Also, emotion directly impacts on the legal issues. For example, in the case of the wife who says she wants to destroy her husband.  She is legally entitled to spousal support. However, if she destroys her husband financially, she will get nothing!

I will be continuing to write to you about this subject, as it is in my view a phenomenon that needs to be explored in depth. Stay tuned for more to come!

Until next time!

Anne Freed holds a BA (Honours Sociology), JD (Juris Doctor, Law Degree), Master of Laws Degree (LL.M.) in Alternative Dispute Resolution, Advanced Training in Mediation, Arbitration and Collaborative Practice, Certification in Collaborative Practice

© Anne E. Freed, September 2017



Dear Readers,

We are deep into the summer holidays and vacations are beginning. Suddenly my vet is going to be away for 3 weeks and I’m feeling desperate about that! Then I realize that no one is indispensable! In fact I want my vet to have a peaceful, restful and fun holidays so that he comes back ready to take maximum care of my beloved pets! In that vein, I want to wish you all a happy, restful and fun July 1 holiday weekend. We all deserve to have vacations and I am sure studies show that people are the better for having had a break from their work stresses and demands. I am working on an article on how to see going to your lawyer, when you have finally made the decision to leave your marriage, as a positive first step to a happy future for you and your children. I spoke with someone the other day who said that once she met with and decided to retain her lawyer, she experienced for the first time a sense of relief in her very stressful matrimonial matter.

Watch for my upcoming blog wherein I will discuss how to re-frame your legal road ahead as a positive step to your new and happy life. This is particularly the case when you choose, if appropriate for you in your situation, a collaborative process or divorce mediation as your forum for resolving your divorce matters. More about that next time.

In the meantime, Happy Canada Day and 150th birthday to our great country! Aren’t you glad that we are Canadians especially at this turbulent time in world politics!

Until next time,


Anne Freed holds a BA (Honours Sociology), JD (Juris Doctor, Law Degree), Master of Laws Degree (LL.M.) in Alternative Dispute Resolution, Advanced Training in Mediation, Arbitration and Collaborative Practice, Certification in Collaborative Practice

© Anne E. Freed, June, 2017



Dear Readers

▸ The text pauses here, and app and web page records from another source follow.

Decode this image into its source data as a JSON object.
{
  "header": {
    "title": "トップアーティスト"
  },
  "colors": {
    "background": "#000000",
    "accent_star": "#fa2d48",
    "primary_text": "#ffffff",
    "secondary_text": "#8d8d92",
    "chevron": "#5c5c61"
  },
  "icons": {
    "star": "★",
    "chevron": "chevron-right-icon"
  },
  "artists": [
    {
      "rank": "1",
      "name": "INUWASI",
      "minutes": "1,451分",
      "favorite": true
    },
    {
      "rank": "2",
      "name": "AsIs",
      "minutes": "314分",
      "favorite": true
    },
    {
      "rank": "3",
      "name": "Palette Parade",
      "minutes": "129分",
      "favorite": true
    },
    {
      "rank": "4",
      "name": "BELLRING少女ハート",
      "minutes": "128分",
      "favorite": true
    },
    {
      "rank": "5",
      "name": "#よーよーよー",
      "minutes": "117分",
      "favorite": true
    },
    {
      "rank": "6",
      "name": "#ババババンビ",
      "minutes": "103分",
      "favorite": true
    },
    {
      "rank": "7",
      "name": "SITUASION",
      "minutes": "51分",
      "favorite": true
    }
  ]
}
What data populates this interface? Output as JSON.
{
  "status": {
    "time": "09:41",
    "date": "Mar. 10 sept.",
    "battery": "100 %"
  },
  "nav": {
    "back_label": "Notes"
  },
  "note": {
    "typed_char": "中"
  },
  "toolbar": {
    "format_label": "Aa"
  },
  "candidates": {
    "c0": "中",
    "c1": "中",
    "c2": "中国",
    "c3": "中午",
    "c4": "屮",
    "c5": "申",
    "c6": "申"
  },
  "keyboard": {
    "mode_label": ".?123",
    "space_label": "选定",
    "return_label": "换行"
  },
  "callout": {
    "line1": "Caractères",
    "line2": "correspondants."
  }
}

I’m so pleased to announce my new website, hot off the press!   My website designer Steve Smiley, RGD from CatsMedia.ca ( yes that’s really his name!)  and I have designed it to be very user friendly and to have the information that you need at your fingertips.

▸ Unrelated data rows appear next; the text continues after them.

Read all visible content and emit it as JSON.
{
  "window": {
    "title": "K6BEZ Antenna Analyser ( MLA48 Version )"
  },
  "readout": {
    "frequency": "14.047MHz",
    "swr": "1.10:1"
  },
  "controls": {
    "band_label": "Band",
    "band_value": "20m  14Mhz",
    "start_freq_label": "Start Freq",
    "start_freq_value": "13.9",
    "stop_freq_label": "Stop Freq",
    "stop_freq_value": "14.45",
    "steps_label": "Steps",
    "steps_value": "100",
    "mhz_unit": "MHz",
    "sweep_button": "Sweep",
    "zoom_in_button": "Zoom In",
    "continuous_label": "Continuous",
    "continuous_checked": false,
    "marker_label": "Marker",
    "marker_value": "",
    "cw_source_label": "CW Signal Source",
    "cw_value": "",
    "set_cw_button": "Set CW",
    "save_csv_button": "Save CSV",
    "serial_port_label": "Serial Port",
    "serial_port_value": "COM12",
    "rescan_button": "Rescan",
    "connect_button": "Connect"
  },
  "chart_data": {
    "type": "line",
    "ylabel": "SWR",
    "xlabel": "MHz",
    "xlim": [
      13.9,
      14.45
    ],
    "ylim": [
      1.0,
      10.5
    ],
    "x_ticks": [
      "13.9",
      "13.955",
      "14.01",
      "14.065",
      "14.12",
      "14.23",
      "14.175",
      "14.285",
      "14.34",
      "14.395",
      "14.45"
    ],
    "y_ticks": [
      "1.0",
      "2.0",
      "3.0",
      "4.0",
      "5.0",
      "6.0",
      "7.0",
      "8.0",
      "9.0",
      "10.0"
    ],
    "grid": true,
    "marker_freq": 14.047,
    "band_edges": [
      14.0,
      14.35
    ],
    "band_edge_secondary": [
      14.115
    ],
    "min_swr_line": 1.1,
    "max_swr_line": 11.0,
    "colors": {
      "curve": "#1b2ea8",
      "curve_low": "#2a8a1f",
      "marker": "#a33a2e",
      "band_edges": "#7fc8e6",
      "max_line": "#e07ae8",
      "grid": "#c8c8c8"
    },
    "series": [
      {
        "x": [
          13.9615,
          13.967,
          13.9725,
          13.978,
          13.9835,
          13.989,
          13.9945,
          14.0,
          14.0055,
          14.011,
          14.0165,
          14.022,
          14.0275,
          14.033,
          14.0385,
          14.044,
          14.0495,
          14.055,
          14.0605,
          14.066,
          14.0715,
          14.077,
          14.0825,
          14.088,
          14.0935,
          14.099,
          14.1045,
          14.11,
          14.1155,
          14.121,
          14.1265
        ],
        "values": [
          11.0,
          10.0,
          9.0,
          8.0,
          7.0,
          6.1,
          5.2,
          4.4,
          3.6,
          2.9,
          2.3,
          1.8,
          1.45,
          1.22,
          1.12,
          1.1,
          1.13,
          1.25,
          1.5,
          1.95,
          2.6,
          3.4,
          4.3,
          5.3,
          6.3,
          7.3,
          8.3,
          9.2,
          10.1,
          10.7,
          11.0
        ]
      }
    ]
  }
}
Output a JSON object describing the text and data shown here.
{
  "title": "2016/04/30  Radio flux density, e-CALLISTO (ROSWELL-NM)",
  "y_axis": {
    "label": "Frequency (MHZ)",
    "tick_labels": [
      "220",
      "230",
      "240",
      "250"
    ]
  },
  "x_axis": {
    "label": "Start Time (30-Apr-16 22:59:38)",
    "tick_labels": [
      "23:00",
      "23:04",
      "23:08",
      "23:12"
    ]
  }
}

Happy Reading!


Anne Freed holds a BA (Honours Sociology), JD (Juris Doctor, Law Degree), Master of Laws Degree (LL.M.) in Alternative Dispute Resolution, Advanced Training in Mediation, Arbitration and Collaborative Practice, Certification in Collaborative Practice

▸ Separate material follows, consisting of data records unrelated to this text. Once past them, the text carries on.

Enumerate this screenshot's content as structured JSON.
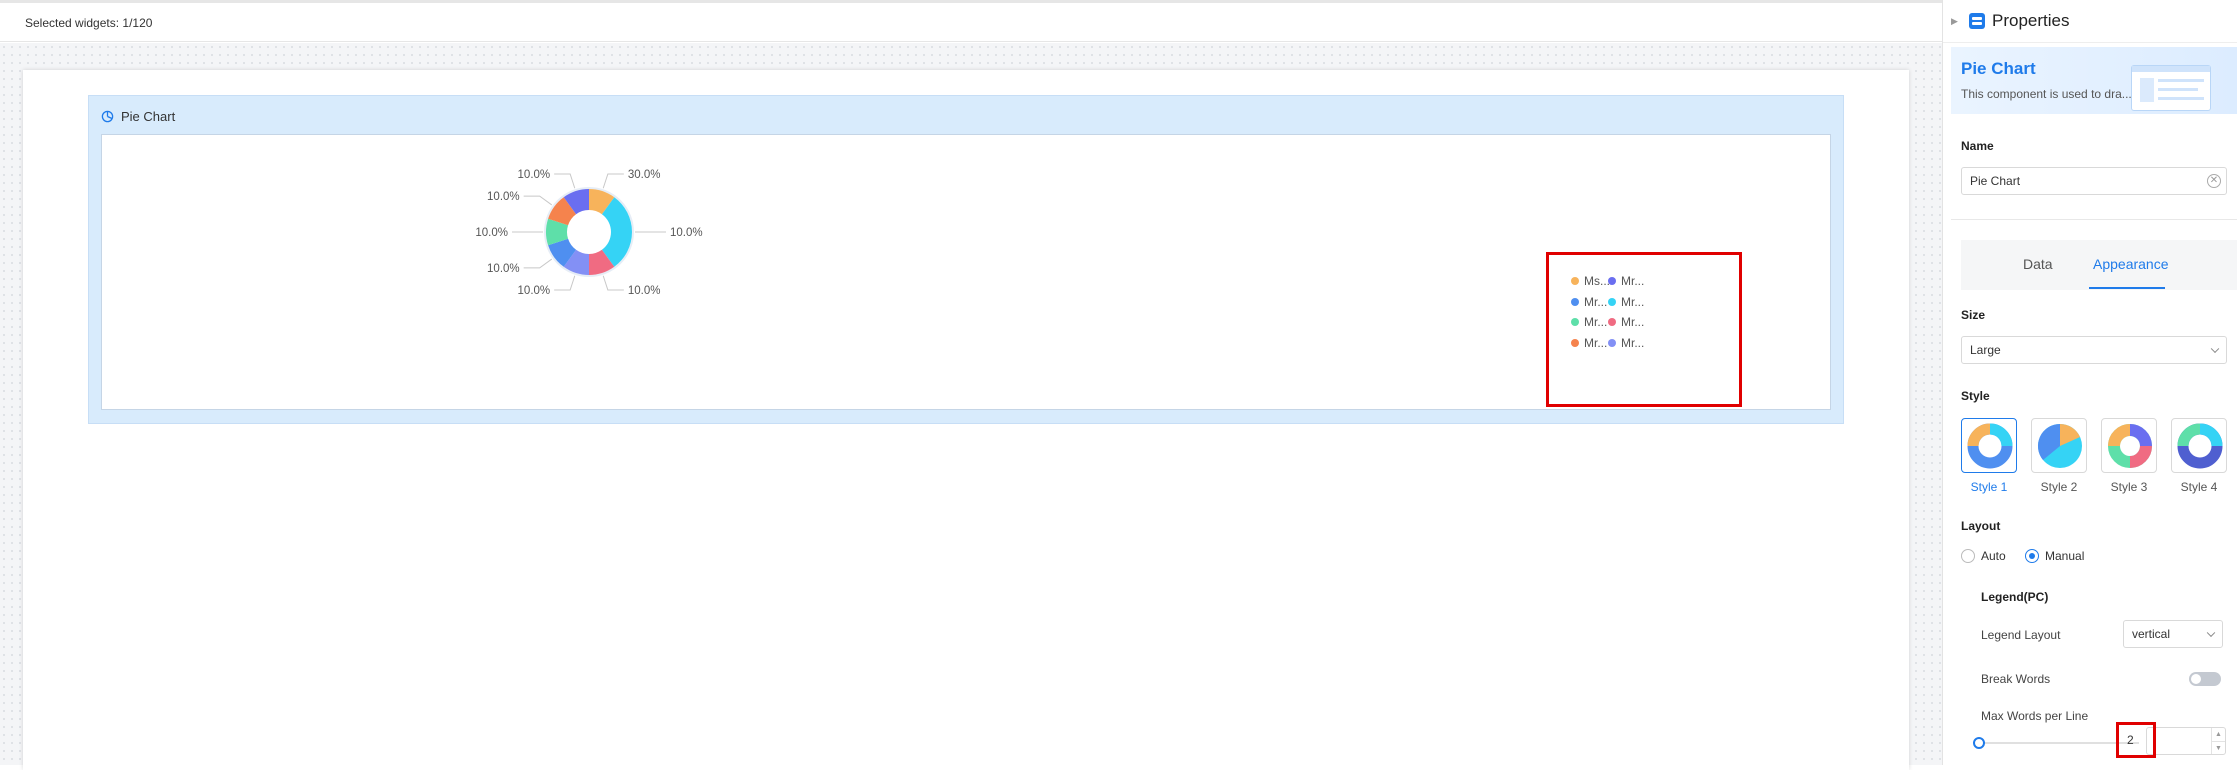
{
  "topbar": {
    "selected_text": "Selected widgets: 1/120"
  },
  "widget": {
    "title": "Pie Chart"
  },
  "chart_data": {
    "type": "pie",
    "donut": true,
    "slice_labels": [
      "30.0%",
      "10.0%",
      "10.0%",
      "10.0%",
      "10.0%",
      "10.0%",
      "10.0%",
      "10.0%"
    ],
    "series": [
      {
        "name": "Ms...",
        "value": 10,
        "color": "#f7b35b"
      },
      {
        "name": "Mr...",
        "value": 30,
        "color": "#35d3f5"
      },
      {
        "name": "Mr...",
        "value": 10,
        "color": "#f06b82"
      },
      {
        "name": "Mr...",
        "value": 10,
        "color": "#8390f5"
      },
      {
        "name": "Mr...",
        "value": 10,
        "color": "#4f8ff0"
      },
      {
        "name": "Mr...",
        "value": 10,
        "color": "#5edfa9"
      },
      {
        "name": "Mr...",
        "value": 10,
        "color": "#f5834d"
      },
      {
        "name": "Mr...",
        "value": 10,
        "color": "#6a6ef0"
      }
    ],
    "legend": {
      "position": "right",
      "items": [
        {
          "label": "Ms...",
          "color": "#f7b35b"
        },
        {
          "label": "Mr...",
          "color": "#6a6ef0"
        },
        {
          "label": "Mr...",
          "color": "#4f8ff0"
        },
        {
          "label": "Mr...",
          "color": "#35d3f5"
        },
        {
          "label": "Mr...",
          "color": "#5edfa9"
        },
        {
          "label": "Mr...",
          "color": "#f06b82"
        },
        {
          "label": "Mr...",
          "color": "#f5834d"
        },
        {
          "label": "Mr...",
          "color": "#8390f5"
        }
      ]
    }
  },
  "panel": {
    "title": "Properties",
    "banner_title": "Pie Chart",
    "banner_desc": "This component is used to dra...",
    "name_label": "Name",
    "name_value": "Pie Chart",
    "tab_data": "Data",
    "tab_appearance": "Appearance",
    "size_label": "Size",
    "size_value": "Large",
    "style_label": "Style",
    "styles": [
      "Style 1",
      "Style 2",
      "Style 3",
      "Style 4"
    ],
    "layout_label": "Layout",
    "layout_auto": "Auto",
    "layout_manual": "Manual",
    "legend_pc": "Legend(PC)",
    "legend_layout_label": "Legend Layout",
    "legend_layout_value": "vertical",
    "break_words_label": "Break Words",
    "max_words_label": "Max Words per Line",
    "max_words_value": "2"
  },
  "colors": {
    "accent": "#1f7bea",
    "highlight": "#e00000"
  }
}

 © Anne E. Freed, March, 2017



Dear Friends and Colleagues,

Firstly, Happy New Year! Today’s topic is: “Independent Legal Advice,” commonly referred to as “ILA.” Following are four scenarios which in my view illustrate the common assumptions and mis-assumptions of what ILA means and the huge importance that it has.

I’ll use the words “Independent Legal Advice” to mean that each party retains his/her own lawyer to advise them in the negotiation of a Separation Agreement or Marriage Contract (“Pre-nup”). I’ll use the shortened “ILA” to mean that a party wants “quick and cheap” advice from a lawyer and the lawyer’s signature on the “Certificate of Independent Legal Advice” attached to the Agreement. Is there a difference? The following 4 scenarios* I hope will provide the answer.

Is there a difference? The following 4 scenarios I hope will provide the answer.



Dear Friends and Colleagues,

Welcome to my Newsletter, the Winter issue. I hope you are enjoying the snow and “refreshing” temperatures!

Today’s topic is: What happens to a spouse’s interest in the home when he/she transfers it to his/her spouse’s name and then they separate? This is an important issue which often arises when spouses separate.



Dear Friends and Colleagues:

Welcome to the Fall issue of my Newsletter and today’s topic: “Financial Disclosure in negotiating Separation Agreements ( and marriage contracts also!): Why is it necessary?”